Starting with the line that mentions "Serialize everything readable", repeat each line verbatim until the entries end, both ends included.

BEGIN

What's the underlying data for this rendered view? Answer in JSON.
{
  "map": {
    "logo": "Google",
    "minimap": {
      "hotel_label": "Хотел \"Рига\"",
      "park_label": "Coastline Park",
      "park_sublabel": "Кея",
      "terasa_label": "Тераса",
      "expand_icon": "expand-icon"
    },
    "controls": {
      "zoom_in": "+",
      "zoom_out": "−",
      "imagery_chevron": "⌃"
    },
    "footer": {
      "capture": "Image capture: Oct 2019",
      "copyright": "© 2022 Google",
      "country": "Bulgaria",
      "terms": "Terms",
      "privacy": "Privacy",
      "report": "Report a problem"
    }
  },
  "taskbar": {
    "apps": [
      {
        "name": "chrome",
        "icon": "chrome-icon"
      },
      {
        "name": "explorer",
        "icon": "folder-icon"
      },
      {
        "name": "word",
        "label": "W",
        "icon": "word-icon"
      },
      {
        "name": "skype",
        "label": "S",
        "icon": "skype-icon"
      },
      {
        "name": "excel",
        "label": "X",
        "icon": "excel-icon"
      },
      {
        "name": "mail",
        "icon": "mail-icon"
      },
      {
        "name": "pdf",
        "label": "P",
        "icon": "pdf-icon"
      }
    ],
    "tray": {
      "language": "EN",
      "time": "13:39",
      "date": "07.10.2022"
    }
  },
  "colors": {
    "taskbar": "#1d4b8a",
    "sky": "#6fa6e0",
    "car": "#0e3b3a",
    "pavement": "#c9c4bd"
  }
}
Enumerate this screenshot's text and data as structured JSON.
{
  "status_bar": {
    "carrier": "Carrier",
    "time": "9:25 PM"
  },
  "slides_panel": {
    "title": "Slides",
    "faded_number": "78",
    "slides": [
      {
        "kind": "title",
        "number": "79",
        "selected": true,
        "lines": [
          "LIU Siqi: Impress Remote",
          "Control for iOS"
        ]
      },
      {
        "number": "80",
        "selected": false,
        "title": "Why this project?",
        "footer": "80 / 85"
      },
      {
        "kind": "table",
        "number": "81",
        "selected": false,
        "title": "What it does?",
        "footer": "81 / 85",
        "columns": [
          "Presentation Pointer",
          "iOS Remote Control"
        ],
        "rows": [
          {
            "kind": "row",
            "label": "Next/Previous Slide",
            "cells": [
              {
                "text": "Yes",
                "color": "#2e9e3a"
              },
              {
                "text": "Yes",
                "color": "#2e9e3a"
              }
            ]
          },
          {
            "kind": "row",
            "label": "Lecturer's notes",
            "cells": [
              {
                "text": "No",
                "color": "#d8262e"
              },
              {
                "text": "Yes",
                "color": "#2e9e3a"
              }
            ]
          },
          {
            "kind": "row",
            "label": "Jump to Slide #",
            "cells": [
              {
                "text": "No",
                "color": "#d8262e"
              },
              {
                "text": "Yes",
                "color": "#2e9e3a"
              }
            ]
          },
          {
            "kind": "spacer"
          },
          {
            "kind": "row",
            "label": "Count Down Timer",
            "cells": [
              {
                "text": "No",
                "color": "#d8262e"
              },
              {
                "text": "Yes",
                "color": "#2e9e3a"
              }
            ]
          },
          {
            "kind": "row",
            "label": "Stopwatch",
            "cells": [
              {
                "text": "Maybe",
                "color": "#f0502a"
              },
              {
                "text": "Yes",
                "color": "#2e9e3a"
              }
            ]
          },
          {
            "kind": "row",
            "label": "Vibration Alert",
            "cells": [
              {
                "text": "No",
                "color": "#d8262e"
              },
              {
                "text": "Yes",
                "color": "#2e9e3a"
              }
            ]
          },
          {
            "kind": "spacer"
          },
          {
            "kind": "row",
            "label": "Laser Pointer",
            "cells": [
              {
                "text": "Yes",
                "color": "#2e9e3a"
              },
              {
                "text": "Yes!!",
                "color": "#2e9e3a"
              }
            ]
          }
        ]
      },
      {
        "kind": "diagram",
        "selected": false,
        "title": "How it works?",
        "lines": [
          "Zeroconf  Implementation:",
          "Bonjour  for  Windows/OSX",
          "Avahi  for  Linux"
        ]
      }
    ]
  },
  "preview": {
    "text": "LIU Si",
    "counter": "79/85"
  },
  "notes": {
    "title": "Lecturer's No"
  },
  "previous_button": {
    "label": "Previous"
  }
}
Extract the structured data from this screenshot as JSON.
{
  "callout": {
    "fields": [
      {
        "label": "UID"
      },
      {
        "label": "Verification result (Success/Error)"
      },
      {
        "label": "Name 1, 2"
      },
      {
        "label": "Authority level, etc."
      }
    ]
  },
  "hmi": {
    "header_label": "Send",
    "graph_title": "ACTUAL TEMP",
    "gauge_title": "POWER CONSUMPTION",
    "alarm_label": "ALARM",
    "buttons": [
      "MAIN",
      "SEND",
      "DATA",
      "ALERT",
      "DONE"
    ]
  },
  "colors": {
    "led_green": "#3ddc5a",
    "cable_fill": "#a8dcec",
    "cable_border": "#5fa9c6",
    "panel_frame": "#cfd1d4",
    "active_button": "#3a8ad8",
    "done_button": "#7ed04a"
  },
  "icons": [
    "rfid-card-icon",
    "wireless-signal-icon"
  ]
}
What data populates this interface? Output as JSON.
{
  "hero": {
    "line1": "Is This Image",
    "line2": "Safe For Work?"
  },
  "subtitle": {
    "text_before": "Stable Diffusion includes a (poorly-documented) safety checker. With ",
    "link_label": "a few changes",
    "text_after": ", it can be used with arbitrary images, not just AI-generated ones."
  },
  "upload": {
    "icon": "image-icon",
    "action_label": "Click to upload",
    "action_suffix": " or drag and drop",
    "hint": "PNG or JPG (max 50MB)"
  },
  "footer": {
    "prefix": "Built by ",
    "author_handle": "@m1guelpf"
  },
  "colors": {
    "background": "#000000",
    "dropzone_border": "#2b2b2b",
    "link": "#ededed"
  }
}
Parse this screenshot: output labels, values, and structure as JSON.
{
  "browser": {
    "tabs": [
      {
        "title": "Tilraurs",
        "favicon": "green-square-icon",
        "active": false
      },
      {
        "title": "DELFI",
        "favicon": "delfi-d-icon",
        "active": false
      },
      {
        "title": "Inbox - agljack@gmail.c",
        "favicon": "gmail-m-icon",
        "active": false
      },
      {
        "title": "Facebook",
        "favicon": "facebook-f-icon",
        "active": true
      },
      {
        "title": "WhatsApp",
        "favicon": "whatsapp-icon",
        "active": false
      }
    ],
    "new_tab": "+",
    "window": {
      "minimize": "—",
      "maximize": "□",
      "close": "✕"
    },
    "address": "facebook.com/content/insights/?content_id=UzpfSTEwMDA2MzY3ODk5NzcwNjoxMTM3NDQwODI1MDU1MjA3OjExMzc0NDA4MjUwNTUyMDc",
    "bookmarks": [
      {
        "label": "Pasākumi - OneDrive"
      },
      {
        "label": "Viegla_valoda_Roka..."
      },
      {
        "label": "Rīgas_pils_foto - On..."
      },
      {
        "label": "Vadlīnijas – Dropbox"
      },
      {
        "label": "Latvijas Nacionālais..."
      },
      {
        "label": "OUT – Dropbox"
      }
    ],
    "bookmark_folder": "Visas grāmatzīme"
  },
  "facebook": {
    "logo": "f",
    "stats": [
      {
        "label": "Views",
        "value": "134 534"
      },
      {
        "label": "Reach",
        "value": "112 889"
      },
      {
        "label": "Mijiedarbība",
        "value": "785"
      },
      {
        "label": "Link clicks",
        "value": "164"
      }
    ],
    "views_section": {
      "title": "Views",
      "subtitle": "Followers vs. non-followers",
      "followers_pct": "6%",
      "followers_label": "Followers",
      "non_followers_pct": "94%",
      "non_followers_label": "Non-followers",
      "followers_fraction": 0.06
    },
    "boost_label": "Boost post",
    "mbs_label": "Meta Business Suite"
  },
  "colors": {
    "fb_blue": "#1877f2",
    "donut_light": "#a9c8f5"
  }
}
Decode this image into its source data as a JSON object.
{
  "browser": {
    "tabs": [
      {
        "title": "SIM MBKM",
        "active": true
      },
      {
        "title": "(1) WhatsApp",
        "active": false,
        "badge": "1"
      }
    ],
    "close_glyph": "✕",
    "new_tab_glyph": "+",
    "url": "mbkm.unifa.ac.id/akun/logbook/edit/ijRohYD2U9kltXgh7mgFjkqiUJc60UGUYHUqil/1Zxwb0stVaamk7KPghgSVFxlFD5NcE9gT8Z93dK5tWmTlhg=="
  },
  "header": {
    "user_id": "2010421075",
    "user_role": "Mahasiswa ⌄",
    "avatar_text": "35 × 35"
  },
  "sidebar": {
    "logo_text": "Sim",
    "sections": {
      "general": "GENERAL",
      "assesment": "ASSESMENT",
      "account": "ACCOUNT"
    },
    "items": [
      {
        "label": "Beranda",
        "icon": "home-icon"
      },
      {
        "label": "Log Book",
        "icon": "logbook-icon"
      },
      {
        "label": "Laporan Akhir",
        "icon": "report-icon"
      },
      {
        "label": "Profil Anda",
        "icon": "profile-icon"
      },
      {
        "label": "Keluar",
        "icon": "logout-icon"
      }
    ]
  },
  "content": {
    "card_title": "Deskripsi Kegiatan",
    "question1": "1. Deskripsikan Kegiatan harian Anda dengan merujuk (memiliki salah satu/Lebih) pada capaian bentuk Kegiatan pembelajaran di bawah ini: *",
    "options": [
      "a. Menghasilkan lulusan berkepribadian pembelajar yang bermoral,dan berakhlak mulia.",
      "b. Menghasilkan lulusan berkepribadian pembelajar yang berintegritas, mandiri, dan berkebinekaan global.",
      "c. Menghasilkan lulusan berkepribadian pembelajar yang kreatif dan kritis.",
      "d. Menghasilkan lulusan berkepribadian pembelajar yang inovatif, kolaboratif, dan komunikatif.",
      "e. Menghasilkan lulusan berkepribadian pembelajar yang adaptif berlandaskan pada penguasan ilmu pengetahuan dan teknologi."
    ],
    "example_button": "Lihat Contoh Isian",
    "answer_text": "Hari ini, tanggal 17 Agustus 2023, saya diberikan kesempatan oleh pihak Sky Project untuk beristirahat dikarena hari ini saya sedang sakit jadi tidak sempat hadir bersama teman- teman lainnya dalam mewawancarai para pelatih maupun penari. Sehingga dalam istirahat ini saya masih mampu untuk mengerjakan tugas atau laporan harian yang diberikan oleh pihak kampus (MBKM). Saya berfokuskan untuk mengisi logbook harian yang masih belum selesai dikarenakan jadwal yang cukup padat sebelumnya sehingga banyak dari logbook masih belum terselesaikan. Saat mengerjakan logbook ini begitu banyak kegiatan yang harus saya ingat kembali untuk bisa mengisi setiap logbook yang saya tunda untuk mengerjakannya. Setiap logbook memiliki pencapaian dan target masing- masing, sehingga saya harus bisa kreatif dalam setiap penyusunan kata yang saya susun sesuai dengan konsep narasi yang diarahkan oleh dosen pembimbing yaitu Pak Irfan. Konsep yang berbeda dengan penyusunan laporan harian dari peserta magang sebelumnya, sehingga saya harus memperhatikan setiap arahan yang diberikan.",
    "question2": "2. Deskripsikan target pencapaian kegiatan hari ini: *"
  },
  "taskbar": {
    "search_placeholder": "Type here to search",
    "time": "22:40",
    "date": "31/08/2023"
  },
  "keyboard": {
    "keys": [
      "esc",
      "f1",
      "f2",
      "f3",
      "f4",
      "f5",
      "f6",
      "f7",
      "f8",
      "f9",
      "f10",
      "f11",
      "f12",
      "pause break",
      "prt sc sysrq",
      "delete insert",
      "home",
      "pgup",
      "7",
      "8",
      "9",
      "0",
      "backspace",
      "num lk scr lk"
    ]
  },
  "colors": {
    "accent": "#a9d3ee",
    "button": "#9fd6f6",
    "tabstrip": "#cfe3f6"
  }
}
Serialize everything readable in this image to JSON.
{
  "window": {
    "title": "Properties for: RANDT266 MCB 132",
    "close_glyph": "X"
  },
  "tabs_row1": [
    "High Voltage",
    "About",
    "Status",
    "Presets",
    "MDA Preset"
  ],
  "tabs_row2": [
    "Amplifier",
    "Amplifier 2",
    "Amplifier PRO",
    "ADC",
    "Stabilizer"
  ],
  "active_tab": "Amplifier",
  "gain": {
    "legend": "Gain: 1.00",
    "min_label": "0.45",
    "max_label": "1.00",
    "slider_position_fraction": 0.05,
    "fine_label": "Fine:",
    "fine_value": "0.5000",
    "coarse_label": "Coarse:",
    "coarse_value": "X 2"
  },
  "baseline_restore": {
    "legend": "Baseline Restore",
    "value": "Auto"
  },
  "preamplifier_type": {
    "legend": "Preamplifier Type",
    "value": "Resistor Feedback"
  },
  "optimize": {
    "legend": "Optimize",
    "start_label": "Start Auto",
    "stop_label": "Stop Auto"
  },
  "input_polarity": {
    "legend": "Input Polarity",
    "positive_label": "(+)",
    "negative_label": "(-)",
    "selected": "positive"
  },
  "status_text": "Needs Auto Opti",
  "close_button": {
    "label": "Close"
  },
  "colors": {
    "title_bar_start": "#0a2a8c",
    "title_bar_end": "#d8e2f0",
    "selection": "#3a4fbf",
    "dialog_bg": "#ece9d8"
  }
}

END

» **Result of the task**
Serialize everything readable in this image to JSON.
{
  "window": {
    "title": "Properties for: RANDT266 MCB 132",
    "close_glyph": "X"
  },
  "tabs_row1": [
    "High Voltage",
    "About",
    "Status",
    "Presets",
    "MDA Preset"
  ],
  "tabs_row2": [
    "Amplifier",
    "Amplifier 2",
    "Amplifier PRO",
    "ADC",
    "Stabilizer"
  ],
  "active_tab": "Amplifier",
  "gain": {
    "legend": "Gain: 1.00",
    "min_label": "0.45",
    "max_label": "1.00",
    "slider_position_fraction": 0.05,
    "fine_label": "Fine:",
    "fine_value": "0.5000",
    "coarse_label": "Coarse:",
    "coarse_value": "X 2"
  },
  "baseline_restore": {
    "legend": "Baseline Restore",
    "value": "Auto"
  },
  "preamplifier_type": {
    "legend": "Preamplifier Type",
    "value": "Resistor Feedback"
  },
  "optimize": {
    "legend": "Optimize",
    "start_label": "Start Auto",
    "stop_label": "Stop Auto"
  },
  "input_polarity": {
    "legend": "Input Polarity",
    "positive_label": "(+)",
    "negative_label": "(-)",
    "selected": "positive"
  },
  "status_text": "Needs Auto Opti",
  "close_button": {
    "label": "Close"
  },
  "colors": {
    "title_bar_start": "#0a2a8c",
    "title_bar_end": "#d8e2f0",
    "selection": "#3a4fbf",
    "dialog_bg": "#ece9d8"
  }
}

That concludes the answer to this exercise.